While some say you should travel a byway to see the “simple life”, my journeys on byways around the country have been for the opposite reason; sometimes I need a break from the repetitive, “simple” driving of the Interstate System and long to see the complexities of agriculture, forests, seaways, rivers, and hundreds of small towns. Driving on Ohio’s Amish Country Byway may find me slowed by a horse and buggy, but the leisurely pace gives me time to admire the rows of corn in fields or meadows of flowers along the road.
The piecing of my quilt is not intricate, but to call it simple belies the involved process of creation—from choosing the colors of fabric and thread, to the complexity of each stitch holding the three layers of cotton together. It is plain, but sometimes the monotony of life’s daily bustle calls for slowing down and enjoying the “simple” complexity that you can find when you turn off the more often-travelled path—whether it be a break from quilting projects of many pieces to work on something inspired by the Amish or taking time to drive along a byway and admire the sights.
The pattern is mine, but it is strongly influenced by quilts made by Amish women in Pennsylvania and across the Midwest in the late 19th Century, now in museum collections.
The title comes from the color scheme, one I found for yarn somewhere on Pinterest. They called the scheme “Shakespeare”, so I ran with that. It’s “an English interpretation” because English is what the Amish call non-Amish.
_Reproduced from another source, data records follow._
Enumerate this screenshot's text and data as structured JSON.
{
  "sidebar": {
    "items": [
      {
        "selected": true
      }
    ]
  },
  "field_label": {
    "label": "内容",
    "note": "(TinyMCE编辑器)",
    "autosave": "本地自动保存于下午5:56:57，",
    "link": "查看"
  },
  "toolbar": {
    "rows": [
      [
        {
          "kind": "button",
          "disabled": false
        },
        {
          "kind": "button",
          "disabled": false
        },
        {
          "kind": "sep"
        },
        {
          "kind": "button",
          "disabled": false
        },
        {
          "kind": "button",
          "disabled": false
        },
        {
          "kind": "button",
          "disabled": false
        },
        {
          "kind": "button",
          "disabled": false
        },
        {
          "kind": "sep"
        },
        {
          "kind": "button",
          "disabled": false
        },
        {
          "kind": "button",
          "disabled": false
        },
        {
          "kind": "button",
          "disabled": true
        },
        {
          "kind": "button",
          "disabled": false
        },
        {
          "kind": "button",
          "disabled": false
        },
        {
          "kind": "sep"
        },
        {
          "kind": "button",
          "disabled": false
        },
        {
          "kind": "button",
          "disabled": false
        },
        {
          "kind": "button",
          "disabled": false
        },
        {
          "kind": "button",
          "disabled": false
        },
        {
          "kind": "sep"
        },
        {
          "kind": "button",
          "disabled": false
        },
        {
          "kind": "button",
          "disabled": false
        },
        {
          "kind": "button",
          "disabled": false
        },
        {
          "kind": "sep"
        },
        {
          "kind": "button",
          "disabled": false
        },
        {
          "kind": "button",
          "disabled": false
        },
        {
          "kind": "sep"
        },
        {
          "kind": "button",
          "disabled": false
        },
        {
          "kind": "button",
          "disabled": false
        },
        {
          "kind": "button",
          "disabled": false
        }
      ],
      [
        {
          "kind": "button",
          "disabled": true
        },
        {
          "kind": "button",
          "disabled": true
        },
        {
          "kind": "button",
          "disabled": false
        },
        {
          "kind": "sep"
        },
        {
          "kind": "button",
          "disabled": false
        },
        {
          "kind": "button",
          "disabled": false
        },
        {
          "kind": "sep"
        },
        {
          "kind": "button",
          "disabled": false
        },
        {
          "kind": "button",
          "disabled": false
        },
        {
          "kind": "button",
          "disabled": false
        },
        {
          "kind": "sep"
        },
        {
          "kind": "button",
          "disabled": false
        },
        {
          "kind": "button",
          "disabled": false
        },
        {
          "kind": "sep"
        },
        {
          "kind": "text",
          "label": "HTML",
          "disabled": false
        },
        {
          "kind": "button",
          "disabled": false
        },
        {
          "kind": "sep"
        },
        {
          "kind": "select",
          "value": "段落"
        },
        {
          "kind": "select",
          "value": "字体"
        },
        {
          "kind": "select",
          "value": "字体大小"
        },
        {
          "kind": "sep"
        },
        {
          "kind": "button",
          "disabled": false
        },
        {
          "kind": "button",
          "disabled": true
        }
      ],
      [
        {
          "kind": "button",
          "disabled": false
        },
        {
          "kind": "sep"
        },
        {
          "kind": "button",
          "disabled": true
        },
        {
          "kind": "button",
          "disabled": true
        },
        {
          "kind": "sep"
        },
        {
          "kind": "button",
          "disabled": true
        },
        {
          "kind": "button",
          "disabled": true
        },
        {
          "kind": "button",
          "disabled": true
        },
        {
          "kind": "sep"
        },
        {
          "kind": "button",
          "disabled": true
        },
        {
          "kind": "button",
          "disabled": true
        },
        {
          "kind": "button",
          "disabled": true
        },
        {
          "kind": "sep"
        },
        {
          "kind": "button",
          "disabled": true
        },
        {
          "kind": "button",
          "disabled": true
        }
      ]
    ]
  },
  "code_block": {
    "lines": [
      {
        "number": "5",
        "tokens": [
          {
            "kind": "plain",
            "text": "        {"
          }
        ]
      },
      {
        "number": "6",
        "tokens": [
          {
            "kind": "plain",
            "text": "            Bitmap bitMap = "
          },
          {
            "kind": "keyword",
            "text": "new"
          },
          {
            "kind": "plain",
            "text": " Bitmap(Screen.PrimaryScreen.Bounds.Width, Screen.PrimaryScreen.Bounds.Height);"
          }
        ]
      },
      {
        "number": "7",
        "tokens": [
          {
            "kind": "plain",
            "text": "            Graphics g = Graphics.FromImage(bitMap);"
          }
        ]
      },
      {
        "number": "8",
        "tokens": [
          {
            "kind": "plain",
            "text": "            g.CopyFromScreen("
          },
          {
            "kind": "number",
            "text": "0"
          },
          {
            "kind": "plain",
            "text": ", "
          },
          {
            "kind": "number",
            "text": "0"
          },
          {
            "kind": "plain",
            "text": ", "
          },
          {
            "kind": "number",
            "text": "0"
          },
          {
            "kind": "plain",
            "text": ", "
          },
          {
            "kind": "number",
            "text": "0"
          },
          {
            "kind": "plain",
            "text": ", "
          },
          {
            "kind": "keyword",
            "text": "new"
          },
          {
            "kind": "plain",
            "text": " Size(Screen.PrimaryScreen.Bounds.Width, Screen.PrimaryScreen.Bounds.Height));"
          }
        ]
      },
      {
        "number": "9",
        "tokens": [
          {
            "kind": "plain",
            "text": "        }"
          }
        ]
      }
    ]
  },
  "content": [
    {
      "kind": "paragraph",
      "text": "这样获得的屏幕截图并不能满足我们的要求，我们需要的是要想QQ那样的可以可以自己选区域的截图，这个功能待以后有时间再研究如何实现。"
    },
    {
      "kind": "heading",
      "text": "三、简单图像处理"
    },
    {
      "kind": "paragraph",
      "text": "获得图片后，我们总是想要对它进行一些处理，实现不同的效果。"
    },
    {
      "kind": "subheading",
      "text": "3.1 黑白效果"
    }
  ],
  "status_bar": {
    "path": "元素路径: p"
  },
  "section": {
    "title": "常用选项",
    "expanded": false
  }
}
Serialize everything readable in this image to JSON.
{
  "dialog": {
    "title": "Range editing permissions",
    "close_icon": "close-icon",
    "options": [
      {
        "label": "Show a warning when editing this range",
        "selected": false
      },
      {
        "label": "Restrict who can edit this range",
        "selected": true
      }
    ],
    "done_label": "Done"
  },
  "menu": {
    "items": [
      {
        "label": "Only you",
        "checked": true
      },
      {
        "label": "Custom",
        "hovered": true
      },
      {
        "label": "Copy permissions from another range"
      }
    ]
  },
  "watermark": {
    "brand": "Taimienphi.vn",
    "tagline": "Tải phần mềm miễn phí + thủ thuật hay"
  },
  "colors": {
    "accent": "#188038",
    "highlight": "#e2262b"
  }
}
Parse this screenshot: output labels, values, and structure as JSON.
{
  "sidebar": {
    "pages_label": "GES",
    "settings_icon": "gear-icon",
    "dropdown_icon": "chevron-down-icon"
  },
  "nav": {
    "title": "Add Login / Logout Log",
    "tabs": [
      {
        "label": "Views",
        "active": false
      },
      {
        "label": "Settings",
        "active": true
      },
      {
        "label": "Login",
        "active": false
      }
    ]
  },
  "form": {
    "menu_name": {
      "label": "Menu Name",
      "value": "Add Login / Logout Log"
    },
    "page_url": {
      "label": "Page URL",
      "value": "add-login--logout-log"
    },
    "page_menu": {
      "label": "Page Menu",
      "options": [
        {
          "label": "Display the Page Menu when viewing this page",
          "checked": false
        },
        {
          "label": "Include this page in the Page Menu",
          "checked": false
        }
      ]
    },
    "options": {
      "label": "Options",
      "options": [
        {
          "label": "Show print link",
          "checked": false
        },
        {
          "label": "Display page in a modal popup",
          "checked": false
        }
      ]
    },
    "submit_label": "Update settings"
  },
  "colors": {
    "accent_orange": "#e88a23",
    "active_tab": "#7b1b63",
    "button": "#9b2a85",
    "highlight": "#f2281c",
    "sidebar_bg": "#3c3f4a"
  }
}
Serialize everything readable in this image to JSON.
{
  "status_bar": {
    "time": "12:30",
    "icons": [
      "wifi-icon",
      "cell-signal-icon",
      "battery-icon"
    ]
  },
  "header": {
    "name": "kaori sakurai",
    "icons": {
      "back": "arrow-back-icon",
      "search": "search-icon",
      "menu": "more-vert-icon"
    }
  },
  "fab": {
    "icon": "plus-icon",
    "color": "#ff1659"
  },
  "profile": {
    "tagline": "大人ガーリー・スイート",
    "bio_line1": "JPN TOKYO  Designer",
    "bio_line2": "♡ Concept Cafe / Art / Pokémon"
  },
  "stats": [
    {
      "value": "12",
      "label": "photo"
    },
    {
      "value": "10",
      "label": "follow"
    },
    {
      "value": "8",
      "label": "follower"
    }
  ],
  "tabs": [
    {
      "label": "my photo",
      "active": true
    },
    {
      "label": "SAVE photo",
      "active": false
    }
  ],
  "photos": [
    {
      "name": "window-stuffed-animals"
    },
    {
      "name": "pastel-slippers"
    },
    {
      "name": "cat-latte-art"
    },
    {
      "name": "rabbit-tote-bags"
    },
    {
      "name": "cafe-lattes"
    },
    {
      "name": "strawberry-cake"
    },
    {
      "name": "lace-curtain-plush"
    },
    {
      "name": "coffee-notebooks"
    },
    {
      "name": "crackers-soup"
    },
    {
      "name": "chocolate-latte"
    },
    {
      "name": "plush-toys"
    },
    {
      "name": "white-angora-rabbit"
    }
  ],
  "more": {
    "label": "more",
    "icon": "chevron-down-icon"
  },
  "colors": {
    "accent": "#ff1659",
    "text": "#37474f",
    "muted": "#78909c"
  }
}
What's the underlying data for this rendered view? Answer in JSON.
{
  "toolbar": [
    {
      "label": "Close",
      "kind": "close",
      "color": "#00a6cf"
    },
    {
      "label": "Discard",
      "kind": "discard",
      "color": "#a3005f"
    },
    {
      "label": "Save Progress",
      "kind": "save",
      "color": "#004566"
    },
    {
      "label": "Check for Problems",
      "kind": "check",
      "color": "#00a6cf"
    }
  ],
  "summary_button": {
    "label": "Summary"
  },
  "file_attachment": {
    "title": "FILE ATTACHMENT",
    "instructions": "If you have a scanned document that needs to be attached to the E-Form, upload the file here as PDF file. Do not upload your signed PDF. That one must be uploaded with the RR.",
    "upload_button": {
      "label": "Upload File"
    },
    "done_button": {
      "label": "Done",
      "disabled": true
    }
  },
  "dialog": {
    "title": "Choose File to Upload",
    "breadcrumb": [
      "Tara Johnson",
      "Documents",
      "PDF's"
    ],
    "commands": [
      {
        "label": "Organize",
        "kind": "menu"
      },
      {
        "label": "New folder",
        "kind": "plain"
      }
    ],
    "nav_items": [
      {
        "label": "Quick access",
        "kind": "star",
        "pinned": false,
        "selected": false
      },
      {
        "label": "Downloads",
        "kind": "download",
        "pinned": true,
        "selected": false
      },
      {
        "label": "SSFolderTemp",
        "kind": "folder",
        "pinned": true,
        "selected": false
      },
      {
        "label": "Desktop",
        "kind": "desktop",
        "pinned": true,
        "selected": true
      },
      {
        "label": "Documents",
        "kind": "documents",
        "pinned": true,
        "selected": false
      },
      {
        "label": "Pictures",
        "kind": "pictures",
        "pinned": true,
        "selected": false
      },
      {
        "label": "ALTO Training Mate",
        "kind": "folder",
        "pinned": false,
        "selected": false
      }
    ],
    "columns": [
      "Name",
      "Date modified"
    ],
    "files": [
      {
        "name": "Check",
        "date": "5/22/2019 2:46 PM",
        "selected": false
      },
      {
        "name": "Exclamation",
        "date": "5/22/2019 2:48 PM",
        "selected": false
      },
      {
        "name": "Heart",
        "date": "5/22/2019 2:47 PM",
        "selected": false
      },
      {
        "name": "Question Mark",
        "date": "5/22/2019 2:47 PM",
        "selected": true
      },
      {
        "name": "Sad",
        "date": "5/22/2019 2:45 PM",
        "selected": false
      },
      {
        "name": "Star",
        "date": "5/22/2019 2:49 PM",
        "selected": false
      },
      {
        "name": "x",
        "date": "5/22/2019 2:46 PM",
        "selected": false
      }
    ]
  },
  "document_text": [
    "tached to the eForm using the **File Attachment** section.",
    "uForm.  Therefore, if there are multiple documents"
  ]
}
The colors are Kona Coral, Kona Regal, Kona Hibiscus, Kona Moss, and Free Spirit Citrine.
The back is another Amish-inspired composition using the purples from the front (Regal, Hibiscus) and Moda Bella Thistle. It’s a little off-center, but not crooked, so I call it a basting win. Considering that I cut 7 of the 12 pieces incorrectly when putting it together, I should also call it a miracle.
I hastily applied a handwritten label to one side, but once I get it back, I’ll put a better one on.
It’s quilted in a charcoal thread that I had leftover from the Cyclist quilt; many sources on Amish quilts say that their quilting was done in black at that time, so I chose to use a dark thread rather than matching to the colors of the quilt.
Pellon Nature’s Touch in the middle gives it a nice drape and warmth factor. I didn’t wash it before the show, but can’t wait to do so once I have it back in my hands.
The binding is wide and non-mitered—another nod to the Amish tradition. I chose Hibiscus, as I wanted to put it next to the Regal as a way of giving the inner pieces more contrast. In certain light, the Hibiscus and Regal photograph very similarly to each other when they are in different areas of the quilt.
It’s also Moof approved, but I’m starting to think he’s just a sucker for soft quilts on wood floors.
I don’t think this is the last of my experiments with color schemes and Amish Bar quilts!